The title, one of Japan’s highest honors, is often misunderstood to be recognition of an individual’s superior accomplishment. In fact, it is a directive from the nation to preserve something that might otherwise be lost.
(Quote from Alice Gordenker, Artscape Japan)

Ceramics of the Past and of the Future: The Timelessness of Traditional Japanese Craft Arts celebrates the creation in 1973 of the ceramics division of the Japan Kōgei Association, thus commentating its 50th anniversary with this show. The exhibition presents 139 works by 137 ceramic artists, including works by Living National Treasures and new works by up-and-coming ceramic artists through three themed sections: The Establishment of Traditional Kogei Ceramics: The Artistry and Beauty of Traditional Kogei Ceramics and The Future of Traditional Kogei Ceramics.

Top left: Hadano Zenzō, Hagi ware, (Living National Treasure), 2015. Top right: Shimizu Ushio 2020.
Bottom left: Yamamoto Izuru, 1993, Bizen ware. Bottom right: Isezaki Jun, 2005, Bizen ware.

Top left: Mochizuki Shū, 2021: Top right: Matsui Kōyō, 1998, Neriage ware. Bottom left: Itō Motohiko, 1984. Bottom right: Ishiguro Munemaro, 1959.

Top left: Tamara Kōichi, 1969. Top right: Hamada Shōji, 1970. Bottom left: Kaneshige Tōyō, 1958, Bizen ware. Bottom right: Miwa Kyūsetsu, 1972, Hagi ware.

All too soon, we’re herded back onto the bus and headed for nearby Kouraku Kiln (Kouraku Kiln Tokuei Ceramics and Porcelain, Ltd.) – the Japanese have the tradition of naming a workshop, or in this case, a factory after the kiln. So – Kouraku Kiln was established in 1865 and produces both traditional and contemporary tableware. The factory is currently under the directorship of the fifth generation head of the Kouraku companyl, who assures his audience that he’s undergoing several projects to make Kouraku Kiln famous!

The factory is dark, dusty and quite frankly, depressing!
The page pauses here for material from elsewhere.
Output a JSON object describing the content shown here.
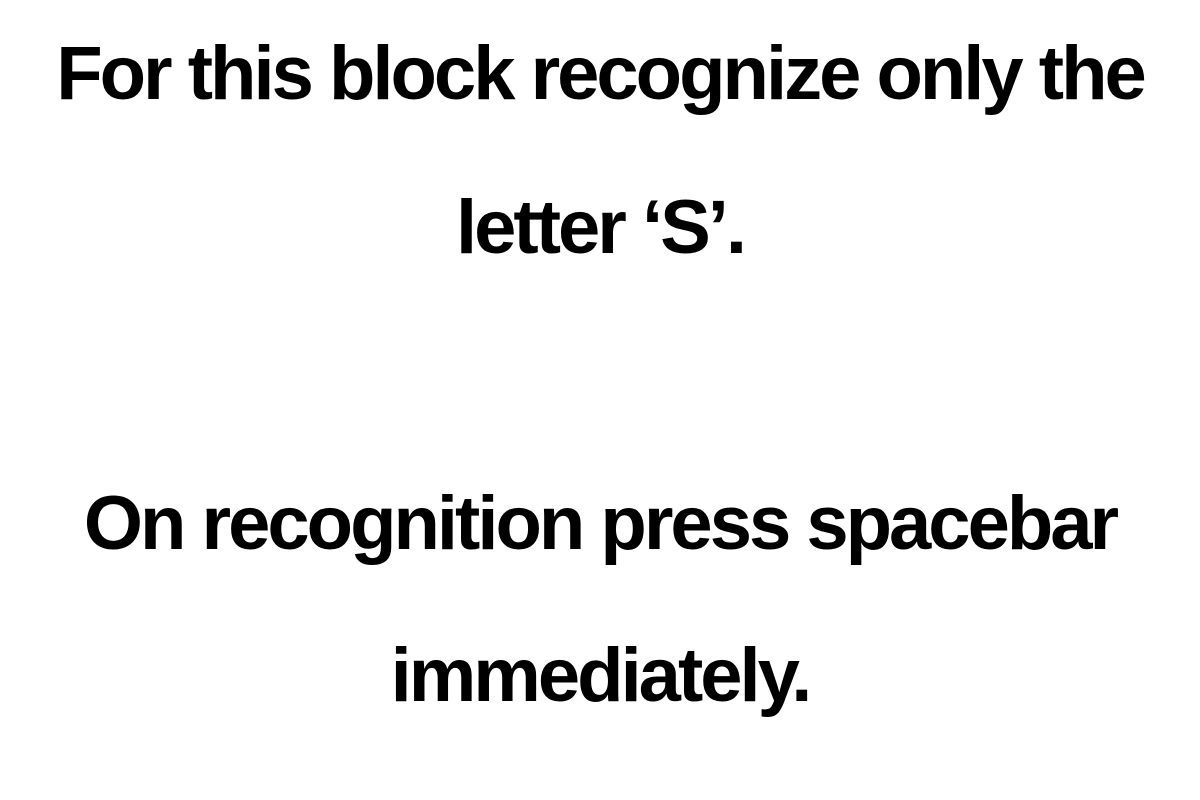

The evidence is all there of a once productive environment, but now, the stacks of plaster molds gather mildew and dust, the huge tunnel, gas fired kiln is forever cold, the army of jolley machines stand idle and the plaster room contains one lonely looking worker in a dingy studio surrounded by suspended dust motes that sparkle in in a single shaft of light.

At the time of our guided tour with Mr Takanobu, there was a skeleton staff slip casting, fettling and applying underglaze transfers.

Despite Brunyfire’s somewhat negative response to the Kouraku factory, there are some interesting and novel attempts to keep the place afloat – such as the popular treasure hunt. For the past 40 years, the factory has been storing its surplus, seconds and other unsold production works in a massive warehouse that houses some 100,000 rejects. It was a Brazilian artist-in-residence (another aspect of the factory’s survival tactics – artists can elect to pay for a period with on-site accommodation and the run of the factory to produce their own work) – Sebastião Pimenta, who came up with idea of the treasure hunt.

For a fee of 5,000 or 10,000¥, the ‘hunter’ is armed with a basket, a pair of gloves and a torch and given a limited time span within the warehouse to fill their basket as full as they are able.

Once again – we board the bus, this time headed north for the hills and towards Imari and our final destination for the day, Karatsu.

To be continued………..